Records for processing:
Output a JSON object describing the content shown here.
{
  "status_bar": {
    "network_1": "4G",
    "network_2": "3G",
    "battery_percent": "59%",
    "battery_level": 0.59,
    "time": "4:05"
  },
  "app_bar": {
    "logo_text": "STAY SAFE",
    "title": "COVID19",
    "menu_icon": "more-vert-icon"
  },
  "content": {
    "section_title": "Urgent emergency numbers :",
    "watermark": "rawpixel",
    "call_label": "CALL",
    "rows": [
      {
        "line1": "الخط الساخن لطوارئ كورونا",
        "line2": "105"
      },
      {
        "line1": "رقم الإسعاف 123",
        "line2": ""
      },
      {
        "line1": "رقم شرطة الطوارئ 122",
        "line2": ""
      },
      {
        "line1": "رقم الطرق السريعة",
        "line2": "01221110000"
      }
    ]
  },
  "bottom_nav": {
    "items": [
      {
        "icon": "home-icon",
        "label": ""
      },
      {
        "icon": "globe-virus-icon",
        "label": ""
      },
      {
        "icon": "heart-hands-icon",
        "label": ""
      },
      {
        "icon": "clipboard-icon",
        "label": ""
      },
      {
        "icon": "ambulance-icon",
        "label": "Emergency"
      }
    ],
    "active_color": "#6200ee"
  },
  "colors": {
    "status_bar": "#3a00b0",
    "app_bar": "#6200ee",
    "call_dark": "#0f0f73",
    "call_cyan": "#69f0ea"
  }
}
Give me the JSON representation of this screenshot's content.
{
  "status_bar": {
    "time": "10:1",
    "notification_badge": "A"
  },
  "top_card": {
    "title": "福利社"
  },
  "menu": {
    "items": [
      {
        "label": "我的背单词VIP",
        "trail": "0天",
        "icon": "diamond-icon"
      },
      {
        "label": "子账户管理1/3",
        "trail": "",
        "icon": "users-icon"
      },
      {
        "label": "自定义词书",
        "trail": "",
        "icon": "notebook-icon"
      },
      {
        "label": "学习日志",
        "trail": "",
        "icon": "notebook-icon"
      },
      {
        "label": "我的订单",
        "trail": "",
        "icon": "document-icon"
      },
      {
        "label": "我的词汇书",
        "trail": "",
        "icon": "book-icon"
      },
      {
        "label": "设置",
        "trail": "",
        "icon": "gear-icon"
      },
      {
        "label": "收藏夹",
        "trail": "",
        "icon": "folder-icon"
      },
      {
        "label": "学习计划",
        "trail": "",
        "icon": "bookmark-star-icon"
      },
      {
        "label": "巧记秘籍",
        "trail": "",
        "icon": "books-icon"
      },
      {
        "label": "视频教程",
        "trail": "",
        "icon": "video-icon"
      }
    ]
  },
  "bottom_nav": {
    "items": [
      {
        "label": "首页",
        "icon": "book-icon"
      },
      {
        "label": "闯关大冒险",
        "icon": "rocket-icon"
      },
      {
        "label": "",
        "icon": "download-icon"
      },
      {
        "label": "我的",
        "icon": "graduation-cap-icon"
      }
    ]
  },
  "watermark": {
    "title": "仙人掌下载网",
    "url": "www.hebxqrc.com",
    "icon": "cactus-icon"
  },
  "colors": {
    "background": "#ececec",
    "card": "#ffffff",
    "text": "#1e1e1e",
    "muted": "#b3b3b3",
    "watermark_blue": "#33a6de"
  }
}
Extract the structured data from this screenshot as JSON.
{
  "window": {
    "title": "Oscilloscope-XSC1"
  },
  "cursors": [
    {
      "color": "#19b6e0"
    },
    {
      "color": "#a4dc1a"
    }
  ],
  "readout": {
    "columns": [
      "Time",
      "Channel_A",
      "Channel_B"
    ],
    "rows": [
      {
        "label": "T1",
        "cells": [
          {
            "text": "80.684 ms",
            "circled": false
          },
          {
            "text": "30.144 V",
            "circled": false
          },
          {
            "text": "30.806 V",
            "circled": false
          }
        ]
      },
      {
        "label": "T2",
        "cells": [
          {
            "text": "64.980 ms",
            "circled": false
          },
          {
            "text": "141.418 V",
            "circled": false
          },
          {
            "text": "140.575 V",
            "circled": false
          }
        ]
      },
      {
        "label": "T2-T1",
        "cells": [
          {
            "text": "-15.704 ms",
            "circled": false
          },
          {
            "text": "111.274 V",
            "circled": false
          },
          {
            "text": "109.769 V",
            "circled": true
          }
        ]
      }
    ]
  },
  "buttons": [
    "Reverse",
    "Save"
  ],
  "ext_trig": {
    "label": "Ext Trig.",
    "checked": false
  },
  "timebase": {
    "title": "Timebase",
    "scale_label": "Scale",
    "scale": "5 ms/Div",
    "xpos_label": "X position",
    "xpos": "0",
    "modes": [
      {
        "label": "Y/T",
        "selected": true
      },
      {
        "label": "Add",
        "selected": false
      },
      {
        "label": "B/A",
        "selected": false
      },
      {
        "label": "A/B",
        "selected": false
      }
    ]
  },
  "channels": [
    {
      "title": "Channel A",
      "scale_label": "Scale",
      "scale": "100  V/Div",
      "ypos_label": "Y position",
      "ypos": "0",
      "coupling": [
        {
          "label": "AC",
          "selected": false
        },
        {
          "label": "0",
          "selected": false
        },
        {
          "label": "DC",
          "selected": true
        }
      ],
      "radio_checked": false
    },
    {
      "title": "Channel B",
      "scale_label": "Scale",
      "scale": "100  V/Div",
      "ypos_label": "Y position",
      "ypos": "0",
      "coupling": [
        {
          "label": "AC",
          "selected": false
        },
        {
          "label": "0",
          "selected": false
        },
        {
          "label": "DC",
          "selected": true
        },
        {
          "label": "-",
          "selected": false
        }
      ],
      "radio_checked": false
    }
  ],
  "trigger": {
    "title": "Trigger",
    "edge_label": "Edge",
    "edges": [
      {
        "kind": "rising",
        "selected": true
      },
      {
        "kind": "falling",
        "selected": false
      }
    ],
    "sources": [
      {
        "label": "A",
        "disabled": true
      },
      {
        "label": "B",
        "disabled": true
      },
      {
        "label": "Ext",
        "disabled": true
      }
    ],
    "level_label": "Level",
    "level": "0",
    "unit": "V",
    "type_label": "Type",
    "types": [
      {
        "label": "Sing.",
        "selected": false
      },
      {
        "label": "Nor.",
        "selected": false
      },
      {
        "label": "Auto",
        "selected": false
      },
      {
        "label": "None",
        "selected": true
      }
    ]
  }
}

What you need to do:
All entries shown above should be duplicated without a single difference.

Task output:
Output a JSON object describing the content shown here.
{
  "status_bar": {
    "network_1": "4G",
    "network_2": "3G",
    "battery_percent": "59%",
    "battery_level": 0.59,
    "time": "4:05"
  },
  "app_bar": {
    "logo_text": "STAY SAFE",
    "title": "COVID19",
    "menu_icon": "more-vert-icon"
  },
  "content": {
    "section_title": "Urgent emergency numbers :",
    "watermark": "rawpixel",
    "call_label": "CALL",
    "rows": [
      {
        "line1": "الخط الساخن لطوارئ كورونا",
        "line2": "105"
      },
      {
        "line1": "رقم الإسعاف 123",
        "line2": ""
      },
      {
        "line1": "رقم شرطة الطوارئ 122",
        "line2": ""
      },
      {
        "line1": "رقم الطرق السريعة",
        "line2": "01221110000"
      }
    ]
  },
  "bottom_nav": {
    "items": [
      {
        "icon": "home-icon",
        "label": ""
      },
      {
        "icon": "globe-virus-icon",
        "label": ""
      },
      {
        "icon": "heart-hands-icon",
        "label": ""
      },
      {
        "icon": "clipboard-icon",
        "label": ""
      },
      {
        "icon": "ambulance-icon",
        "label": "Emergency"
      }
    ],
    "active_color": "#6200ee"
  },
  "colors": {
    "status_bar": "#3a00b0",
    "app_bar": "#6200ee",
    "call_dark": "#0f0f73",
    "call_cyan": "#69f0ea"
  }
}
Give me the JSON representation of this screenshot's content.
{
  "status_bar": {
    "time": "10:1",
    "notification_badge": "A"
  },
  "top_card": {
    "title": "福利社"
  },
  "menu": {
    "items": [
      {
        "label": "我的背单词VIP",
        "trail": "0天",
        "icon": "diamond-icon"
      },
      {
        "label": "子账户管理1/3",
        "trail": "",
        "icon": "users-icon"
      },
      {
        "label": "自定义词书",
        "trail": "",
        "icon": "notebook-icon"
      },
      {
        "label": "学习日志",
        "trail": "",
        "icon": "notebook-icon"
      },
      {
        "label": "我的订单",
        "trail": "",
        "icon": "document-icon"
      },
      {
        "label": "我的词汇书",
        "trail": "",
        "icon": "book-icon"
      },
      {
        "label": "设置",
        "trail": "",
        "icon": "gear-icon"
      },
      {
        "label": "收藏夹",
        "trail": "",
        "icon": "folder-icon"
      },
      {
        "label": "学习计划",
        "trail": "",
        "icon": "bookmark-star-icon"
      },
      {
        "label": "巧记秘籍",
        "trail": "",
        "icon": "books-icon"
      },
      {
        "label": "视频教程",
        "trail": "",
        "icon": "video-icon"
      }
    ]
  },
  "bottom_nav": {
    "items": [
      {
        "label": "首页",
        "icon": "book-icon"
      },
      {
        "label": "闯关大冒险",
        "icon": "rocket-icon"
      },
      {
        "label": "",
        "icon": "download-icon"
      },
      {
        "label": "我的",
        "icon": "graduation-cap-icon"
      }
    ]
  },
  "watermark": {
    "title": "仙人掌下载网",
    "url": "www.hebxqrc.com",
    "icon": "cactus-icon"
  },
  "colors": {
    "background": "#ececec",
    "card": "#ffffff",
    "text": "#1e1e1e",
    "muted": "#b3b3b3",
    "watermark_blue": "#33a6de"
  }
}
Extract the structured data from this screenshot as JSON.
{
  "window": {
    "title": "Oscilloscope-XSC1"
  },
  "cursors": [
    {
      "color": "#19b6e0"
    },
    {
      "color": "#a4dc1a"
    }
  ],
  "readout": {
    "columns": [
      "Time",
      "Channel_A",
      "Channel_B"
    ],
    "rows": [
      {
        "label": "T1",
        "cells": [
          {
            "text": "80.684 ms",
            "circled": false
          },
          {
            "text": "30.144 V",
            "circled": false
          },
          {
            "text": "30.806 V",
            "circled": false
          }
        ]
      },
      {
        "label": "T2",
        "cells": [
          {
            "text": "64.980 ms",
            "circled": false
          },
          {
            "text": "141.418 V",
            "circled": false
          },
          {
            "text": "140.575 V",
            "circled": false
          }
        ]
      },
      {
        "label": "T2-T1",
        "cells": [
          {
            "text": "-15.704 ms",
            "circled": false
          },
          {
            "text": "111.274 V",
            "circled": false
          },
          {
            "text": "109.769 V",
            "circled": true
          }
        ]
      }
    ]
  },
  "buttons": [
    "Reverse",
    "Save"
  ],
  "ext_trig": {
    "label": "Ext Trig.",
    "checked": false
  },
  "timebase": {
    "title": "Timebase",
    "scale_label": "Scale",
    "scale": "5 ms/Div",
    "xpos_label": "X position",
    "xpos": "0",
    "modes": [
      {
        "label": "Y/T",
        "selected": true
      },
      {
        "label": "Add",
        "selected": false
      },
      {
        "label": "B/A",
        "selected": false
      },
      {
        "label": "A/B",
        "selected": false
      }
    ]
  },
  "channels": [
    {
      "title": "Channel A",
      "scale_label": "Scale",
      "scale": "100  V/Div",
      "ypos_label": "Y position",
      "ypos": "0",
      "coupling": [
        {
          "label": "AC",
          "selected": false
        },
        {
          "label": "0",
          "selected": false
        },
        {
          "label": "DC",
          "selected": true
        }
      ],
      "radio_checked": false
    },
    {
      "title": "Channel B",
      "scale_label": "Scale",
      "scale": "100  V/Div",
      "ypos_label": "Y position",
      "ypos": "0",
      "coupling": [
        {
          "label": "AC",
          "selected": false
        },
        {
          "label": "0",
          "selected": false
        },
        {
          "label": "DC",
          "selected": true
        },
        {
          "label": "-",
          "selected": false
        }
      ],
      "radio_checked": false
    }
  ],
  "trigger": {
    "title": "Trigger",
    "edge_label": "Edge",
    "edges": [
      {
        "kind": "rising",
        "selected": true
      },
      {
        "kind": "falling",
        "selected": false
      }
    ],
    "sources": [
      {
        "label": "A",
        "disabled": true
      },
      {
        "label": "B",
        "disabled": true
      },
      {
        "label": "Ext",
        "disabled": true
      }
    ],
    "level_label": "Level",
    "level": "0",
    "unit": "V",
    "type_label": "Type",
    "types": [
      {
        "label": "Sing.",
        "selected": false
      },
      {
        "label": "Nor.",
        "selected": false
      },
      {
        "label": "Auto",
        "selected": false
      },
      {
        "label": "None",
        "selected": true
      }
    ]
  }
}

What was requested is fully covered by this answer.